3D rendering can be defined as the computer-aided process by which computers convert 3D vector data into visual 2D images. This process is usually used to analyse virtual light sources reaction with various virtual material surfaces to produce photorealistic or other rendering styles.
Not only is 3D rendering important at the project early stages, but it is also crucial in communicating the feasibility of various ideas within the design team. Appealing visual communication of the possible product concepts not only acts as a proof of concept, but also helps in engineering the product. It also communicates how to put together or use the product. In order to achieve this feat, most designers and engineers rely on 3D rendering.
3D rendering usually refers to the creation of a photorealistic or non-photorealistic image of a concept using a computer program. Rendering may be 2D or 3D, depending on the designers need for idea conceptualisation. Rendering helps the designers in speeding up concept approval way before the actual product is made and also identify design problems. The rendered concept can also act as a marketing tool to attract potential customers or even investors.
Rendering software allows designers to create visuals that look as real as the end product, communicating the idea before a piece of material is even cut. This also helps designers and engineers collaborate on how best the end product can be made.
Rendering is becoming increasingly important in product design and development as it provides a better visual representation of the idea or concept. Designers are increasingly using rendering software at various stages in the product model development. It is used in the early stages of development to enable concept approval. The designer uses concept visuals to prove the quality of their new product. Later in the process, 3D rendered models are used to visually represent the desired completed product.
Designers make multiple views of the concept for use as sales, advertising and marketing materials. Companies use rendered images to test the reception of a new product to the public way before the actual product is completed. This also helps the designers make changes to the concept where needed. And this allows them to gather useful feedback before getting the product manufactured.
In this day of technological advancements, we will see more designers using rendering as proof of concept of new products. While photography isn’t going away anytime soon, rendering has become ubiquitous to new product development. Designers will continually look to better ways of representing their concepts, and it is quite clear that rendering is the way forward.
Photography used to play a major role when companies wanted to bring ideas to life. Designers used to take pictures of prototypes as proof of concept. With the coming in of rendering software, photography in product development became overshadowed. 3D rendering makes the visualising of the idea much more realistic as compared to 2D photography.
Through rendering, the designer can decide exact aesthetics, which would require multiple shoots and sets to achieve with photography.

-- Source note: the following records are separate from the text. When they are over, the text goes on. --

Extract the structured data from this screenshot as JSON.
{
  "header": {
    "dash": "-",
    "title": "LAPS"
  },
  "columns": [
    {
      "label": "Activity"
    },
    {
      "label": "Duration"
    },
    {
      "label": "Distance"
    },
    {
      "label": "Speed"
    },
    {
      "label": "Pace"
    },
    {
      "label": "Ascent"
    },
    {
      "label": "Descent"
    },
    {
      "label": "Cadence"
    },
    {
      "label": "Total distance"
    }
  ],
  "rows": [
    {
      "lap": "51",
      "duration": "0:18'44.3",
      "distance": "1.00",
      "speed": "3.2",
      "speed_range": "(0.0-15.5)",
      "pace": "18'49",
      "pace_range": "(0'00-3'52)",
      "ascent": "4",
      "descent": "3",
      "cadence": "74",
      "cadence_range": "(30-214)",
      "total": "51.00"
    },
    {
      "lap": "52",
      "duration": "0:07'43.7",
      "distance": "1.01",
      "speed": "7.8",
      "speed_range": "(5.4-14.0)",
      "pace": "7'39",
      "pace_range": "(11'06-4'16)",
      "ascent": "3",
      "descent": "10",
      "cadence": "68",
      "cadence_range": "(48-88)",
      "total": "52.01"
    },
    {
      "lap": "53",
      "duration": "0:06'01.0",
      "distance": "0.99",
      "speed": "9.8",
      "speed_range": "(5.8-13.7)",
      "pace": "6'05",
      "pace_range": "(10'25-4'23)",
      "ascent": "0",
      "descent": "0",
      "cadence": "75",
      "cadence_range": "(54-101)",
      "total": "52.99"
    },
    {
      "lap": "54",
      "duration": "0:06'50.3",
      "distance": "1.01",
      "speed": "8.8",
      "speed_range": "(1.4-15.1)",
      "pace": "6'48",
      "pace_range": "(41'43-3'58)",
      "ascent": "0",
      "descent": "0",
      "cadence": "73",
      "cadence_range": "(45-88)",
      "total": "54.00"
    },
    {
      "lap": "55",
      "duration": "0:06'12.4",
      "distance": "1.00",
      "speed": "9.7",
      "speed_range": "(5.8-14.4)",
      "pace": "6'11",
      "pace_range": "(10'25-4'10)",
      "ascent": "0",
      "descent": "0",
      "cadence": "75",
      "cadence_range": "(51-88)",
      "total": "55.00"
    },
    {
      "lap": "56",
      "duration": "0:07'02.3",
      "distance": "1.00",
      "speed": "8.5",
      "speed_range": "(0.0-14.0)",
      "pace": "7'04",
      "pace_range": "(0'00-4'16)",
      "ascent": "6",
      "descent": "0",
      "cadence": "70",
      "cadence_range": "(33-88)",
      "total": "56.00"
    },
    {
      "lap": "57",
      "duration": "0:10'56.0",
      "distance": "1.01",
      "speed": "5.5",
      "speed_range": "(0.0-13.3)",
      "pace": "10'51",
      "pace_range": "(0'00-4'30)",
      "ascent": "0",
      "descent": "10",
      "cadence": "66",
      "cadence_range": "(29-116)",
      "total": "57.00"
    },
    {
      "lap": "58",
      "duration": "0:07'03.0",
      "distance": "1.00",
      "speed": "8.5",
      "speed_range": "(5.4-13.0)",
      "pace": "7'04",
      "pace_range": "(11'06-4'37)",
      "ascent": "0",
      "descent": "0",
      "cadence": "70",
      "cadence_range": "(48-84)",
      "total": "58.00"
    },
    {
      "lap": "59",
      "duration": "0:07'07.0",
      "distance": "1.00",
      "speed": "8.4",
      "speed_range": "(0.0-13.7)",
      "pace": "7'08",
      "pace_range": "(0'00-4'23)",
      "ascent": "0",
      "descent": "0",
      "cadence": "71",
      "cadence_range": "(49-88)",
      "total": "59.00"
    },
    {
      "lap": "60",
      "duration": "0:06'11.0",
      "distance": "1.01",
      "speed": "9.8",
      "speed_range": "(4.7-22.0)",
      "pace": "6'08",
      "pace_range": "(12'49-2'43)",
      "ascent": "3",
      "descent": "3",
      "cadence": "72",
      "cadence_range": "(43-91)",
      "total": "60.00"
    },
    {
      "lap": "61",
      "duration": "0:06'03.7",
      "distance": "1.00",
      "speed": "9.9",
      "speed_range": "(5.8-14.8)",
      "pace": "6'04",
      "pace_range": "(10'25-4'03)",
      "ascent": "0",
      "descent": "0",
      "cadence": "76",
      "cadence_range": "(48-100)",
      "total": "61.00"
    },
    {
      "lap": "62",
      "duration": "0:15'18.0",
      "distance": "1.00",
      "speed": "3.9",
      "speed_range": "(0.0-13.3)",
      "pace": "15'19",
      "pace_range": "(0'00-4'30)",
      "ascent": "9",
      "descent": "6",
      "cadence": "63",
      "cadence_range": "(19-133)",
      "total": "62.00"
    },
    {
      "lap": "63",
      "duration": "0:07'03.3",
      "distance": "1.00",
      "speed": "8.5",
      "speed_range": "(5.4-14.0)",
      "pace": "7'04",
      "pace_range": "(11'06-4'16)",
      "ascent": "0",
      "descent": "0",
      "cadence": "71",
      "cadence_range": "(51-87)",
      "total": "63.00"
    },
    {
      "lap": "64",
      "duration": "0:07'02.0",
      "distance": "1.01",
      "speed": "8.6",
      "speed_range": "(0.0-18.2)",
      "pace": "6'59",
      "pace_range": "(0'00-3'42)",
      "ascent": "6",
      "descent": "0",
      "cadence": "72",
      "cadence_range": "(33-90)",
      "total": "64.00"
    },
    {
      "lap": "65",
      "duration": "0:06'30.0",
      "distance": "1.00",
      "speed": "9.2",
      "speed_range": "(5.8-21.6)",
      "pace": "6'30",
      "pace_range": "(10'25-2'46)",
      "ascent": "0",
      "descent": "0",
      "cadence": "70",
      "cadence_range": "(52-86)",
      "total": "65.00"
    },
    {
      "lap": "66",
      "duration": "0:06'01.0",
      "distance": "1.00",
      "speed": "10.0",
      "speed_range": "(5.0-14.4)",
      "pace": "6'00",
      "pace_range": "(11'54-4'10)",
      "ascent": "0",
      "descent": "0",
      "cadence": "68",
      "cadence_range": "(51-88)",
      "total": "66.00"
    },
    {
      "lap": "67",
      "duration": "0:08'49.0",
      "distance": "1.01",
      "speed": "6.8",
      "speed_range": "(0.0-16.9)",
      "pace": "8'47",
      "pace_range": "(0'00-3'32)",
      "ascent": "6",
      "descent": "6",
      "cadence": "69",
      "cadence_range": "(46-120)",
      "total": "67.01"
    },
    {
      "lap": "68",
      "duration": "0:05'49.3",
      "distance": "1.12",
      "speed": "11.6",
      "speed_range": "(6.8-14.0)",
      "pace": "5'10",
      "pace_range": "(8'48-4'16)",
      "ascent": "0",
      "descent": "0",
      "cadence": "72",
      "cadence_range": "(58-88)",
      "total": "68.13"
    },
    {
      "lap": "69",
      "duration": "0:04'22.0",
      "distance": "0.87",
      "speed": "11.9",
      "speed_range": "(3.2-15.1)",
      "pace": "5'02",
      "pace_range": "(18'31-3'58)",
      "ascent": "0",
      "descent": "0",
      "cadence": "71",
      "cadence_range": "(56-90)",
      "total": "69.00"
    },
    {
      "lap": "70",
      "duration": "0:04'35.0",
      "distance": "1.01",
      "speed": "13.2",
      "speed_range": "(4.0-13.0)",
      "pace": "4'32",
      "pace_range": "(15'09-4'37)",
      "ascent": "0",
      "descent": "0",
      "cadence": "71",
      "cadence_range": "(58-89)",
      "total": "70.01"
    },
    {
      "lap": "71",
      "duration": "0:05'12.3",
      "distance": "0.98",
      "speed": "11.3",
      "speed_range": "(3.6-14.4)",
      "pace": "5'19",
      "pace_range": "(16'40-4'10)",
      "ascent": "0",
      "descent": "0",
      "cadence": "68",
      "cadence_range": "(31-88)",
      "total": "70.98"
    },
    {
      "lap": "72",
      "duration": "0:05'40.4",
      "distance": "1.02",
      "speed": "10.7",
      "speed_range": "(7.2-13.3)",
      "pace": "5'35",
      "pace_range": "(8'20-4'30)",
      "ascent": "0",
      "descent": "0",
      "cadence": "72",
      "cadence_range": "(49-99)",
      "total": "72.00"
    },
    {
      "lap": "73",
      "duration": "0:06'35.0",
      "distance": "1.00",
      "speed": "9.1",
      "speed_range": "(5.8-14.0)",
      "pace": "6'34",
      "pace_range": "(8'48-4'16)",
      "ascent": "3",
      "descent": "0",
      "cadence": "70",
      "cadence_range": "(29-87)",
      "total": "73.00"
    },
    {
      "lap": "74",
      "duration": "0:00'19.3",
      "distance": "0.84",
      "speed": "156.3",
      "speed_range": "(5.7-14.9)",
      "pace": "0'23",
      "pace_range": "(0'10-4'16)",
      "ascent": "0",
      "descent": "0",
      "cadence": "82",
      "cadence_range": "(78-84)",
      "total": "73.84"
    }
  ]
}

Rendering makes it easy to make changes to the visual concept, unlike photography, which is once-off and requires a new shoot to visualise changes made to the product. (I’m sure you can agree that this makes the process of coming up with a quality product easier and faster). Other engineering issues such as design problems can be easily detected through rendering software rather than photography.